Although Black Friday isn’t something brands can just ignore, not all UK retailers are wholeheartedly supporting the shopping event this year.
In 2014, Asda hit the Black Friday headlines for far-from-positive reasons, as the flash sales led to chaotic scrums in some of its stores. Subsequently, Asda has announced that it will be “stepping back” from Black Friday 2015.
Andy Clarke, Asda president and CEO, said:
“The decision to step away from Black Friday is not about the event itself. Over the last two years we’ve developed an organised, well-executed plan, but this year customers have told us loud and clear that they don’t want to be held hostage to a day or two of sales.”
Instead, the retailer has announced it will be investing over £26 million in “sustained savings” spread across a traditional seasonal shop.
The idea of sustained savings (and therefore sustained spending) alludes to another impact that Black Friday has on retailers – a decline in December spending in the run up to Christmas.

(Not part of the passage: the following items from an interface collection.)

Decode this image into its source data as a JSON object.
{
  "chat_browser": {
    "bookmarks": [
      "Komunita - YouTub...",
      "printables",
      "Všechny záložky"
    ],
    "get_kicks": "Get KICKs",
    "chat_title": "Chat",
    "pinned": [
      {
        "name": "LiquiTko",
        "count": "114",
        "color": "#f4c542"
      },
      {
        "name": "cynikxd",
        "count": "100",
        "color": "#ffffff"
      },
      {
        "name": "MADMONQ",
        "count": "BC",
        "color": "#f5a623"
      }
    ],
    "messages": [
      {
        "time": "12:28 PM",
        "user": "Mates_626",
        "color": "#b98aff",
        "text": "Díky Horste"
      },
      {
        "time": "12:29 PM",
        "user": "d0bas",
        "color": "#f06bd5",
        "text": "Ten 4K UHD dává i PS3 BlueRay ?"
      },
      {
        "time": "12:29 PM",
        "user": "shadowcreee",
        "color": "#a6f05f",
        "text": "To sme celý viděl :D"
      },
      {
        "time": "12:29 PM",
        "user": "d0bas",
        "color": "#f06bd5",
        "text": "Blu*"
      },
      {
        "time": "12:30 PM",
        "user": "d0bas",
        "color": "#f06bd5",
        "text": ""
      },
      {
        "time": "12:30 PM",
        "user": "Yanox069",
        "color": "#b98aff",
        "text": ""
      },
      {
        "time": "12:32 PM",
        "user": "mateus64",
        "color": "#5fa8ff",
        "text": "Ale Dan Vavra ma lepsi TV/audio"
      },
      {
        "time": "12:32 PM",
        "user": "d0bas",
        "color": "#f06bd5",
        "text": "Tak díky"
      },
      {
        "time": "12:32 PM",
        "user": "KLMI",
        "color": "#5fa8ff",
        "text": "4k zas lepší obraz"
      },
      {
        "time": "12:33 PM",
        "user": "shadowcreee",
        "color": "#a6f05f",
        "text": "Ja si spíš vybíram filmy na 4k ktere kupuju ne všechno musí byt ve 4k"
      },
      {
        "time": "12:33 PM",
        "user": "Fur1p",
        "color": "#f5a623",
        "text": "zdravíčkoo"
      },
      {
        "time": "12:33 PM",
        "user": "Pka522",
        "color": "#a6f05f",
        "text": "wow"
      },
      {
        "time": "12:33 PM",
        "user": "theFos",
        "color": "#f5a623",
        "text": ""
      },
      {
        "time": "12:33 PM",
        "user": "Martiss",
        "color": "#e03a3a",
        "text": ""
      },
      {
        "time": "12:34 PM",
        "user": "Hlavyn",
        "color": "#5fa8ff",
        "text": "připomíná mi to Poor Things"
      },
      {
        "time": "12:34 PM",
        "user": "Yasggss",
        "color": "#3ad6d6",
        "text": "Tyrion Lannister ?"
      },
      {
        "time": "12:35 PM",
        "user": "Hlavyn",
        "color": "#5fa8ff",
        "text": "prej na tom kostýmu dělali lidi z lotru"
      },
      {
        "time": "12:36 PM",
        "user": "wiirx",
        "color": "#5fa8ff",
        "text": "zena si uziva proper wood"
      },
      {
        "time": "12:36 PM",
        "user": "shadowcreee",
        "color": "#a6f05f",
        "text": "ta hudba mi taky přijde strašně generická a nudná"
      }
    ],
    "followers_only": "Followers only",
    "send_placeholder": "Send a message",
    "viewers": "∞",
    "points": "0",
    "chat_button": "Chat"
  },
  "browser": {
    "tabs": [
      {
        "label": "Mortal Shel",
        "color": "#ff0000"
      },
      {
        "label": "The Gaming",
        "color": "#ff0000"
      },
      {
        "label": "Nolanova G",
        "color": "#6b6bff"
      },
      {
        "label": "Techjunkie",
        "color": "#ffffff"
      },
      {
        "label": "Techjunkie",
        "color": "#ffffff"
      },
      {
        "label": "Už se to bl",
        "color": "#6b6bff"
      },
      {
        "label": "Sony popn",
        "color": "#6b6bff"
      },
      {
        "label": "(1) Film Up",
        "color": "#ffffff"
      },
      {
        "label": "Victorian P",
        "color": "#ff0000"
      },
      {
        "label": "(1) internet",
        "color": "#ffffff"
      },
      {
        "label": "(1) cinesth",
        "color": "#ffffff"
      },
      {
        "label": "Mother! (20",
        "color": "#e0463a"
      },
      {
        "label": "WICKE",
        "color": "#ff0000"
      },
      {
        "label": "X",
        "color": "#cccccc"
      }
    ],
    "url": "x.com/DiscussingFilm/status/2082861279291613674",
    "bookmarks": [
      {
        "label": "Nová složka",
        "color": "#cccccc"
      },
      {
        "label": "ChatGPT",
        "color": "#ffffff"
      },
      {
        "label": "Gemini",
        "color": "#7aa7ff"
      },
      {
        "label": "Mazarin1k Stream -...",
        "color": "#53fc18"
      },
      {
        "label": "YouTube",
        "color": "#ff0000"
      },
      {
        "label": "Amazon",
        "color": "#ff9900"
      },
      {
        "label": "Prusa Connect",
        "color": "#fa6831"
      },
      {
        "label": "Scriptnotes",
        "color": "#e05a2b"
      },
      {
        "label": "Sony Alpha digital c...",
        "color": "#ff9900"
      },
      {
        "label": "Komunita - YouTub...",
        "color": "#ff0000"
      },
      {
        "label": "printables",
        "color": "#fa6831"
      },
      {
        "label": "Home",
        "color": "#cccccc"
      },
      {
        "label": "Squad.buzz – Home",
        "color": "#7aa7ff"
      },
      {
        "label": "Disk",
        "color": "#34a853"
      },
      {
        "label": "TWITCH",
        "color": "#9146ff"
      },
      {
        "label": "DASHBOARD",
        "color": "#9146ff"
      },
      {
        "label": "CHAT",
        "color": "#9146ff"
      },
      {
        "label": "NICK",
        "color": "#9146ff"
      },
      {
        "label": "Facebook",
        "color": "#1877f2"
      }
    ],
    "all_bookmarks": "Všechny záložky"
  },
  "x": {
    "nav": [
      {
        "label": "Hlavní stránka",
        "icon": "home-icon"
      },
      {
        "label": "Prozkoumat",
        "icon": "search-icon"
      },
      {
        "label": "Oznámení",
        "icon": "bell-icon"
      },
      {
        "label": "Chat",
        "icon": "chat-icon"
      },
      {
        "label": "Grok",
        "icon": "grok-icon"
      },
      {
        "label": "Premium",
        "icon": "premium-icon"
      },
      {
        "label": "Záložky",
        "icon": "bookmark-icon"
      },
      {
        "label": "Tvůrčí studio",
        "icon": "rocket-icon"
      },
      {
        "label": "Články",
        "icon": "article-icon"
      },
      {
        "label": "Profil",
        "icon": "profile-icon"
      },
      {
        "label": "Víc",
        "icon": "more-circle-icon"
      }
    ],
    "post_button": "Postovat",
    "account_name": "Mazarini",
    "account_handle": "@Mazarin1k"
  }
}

Last year, John Lewis chief executive Andy Street revealed that, for the first time, the retailer’s sales peaked with Black Friday rather than the week before Christmas.
There’s also the issue of struggling to meet the huge spike in online demand. In 2014, ASOS’ website crashed, while Marks & Spencer’s Castle Donington online distribution centre failed to cope, leading to a 5.8% decline in online sales over Christmas.
Read more about the impact of Black Friday 2014 on Christmas sales in our blog post: Online Shopping and High Street Stores – What Retailers Can Learn for Christmas 2015.
Whatever your view of Black Friday, the growing participation in the UK is not something retail brands can ignore. And, as with executing effective digital marketing campaigns around any calendar event, planning is key.
Read our top tips for planning a digital marketing campaign around a calendar event to find out how to get it right.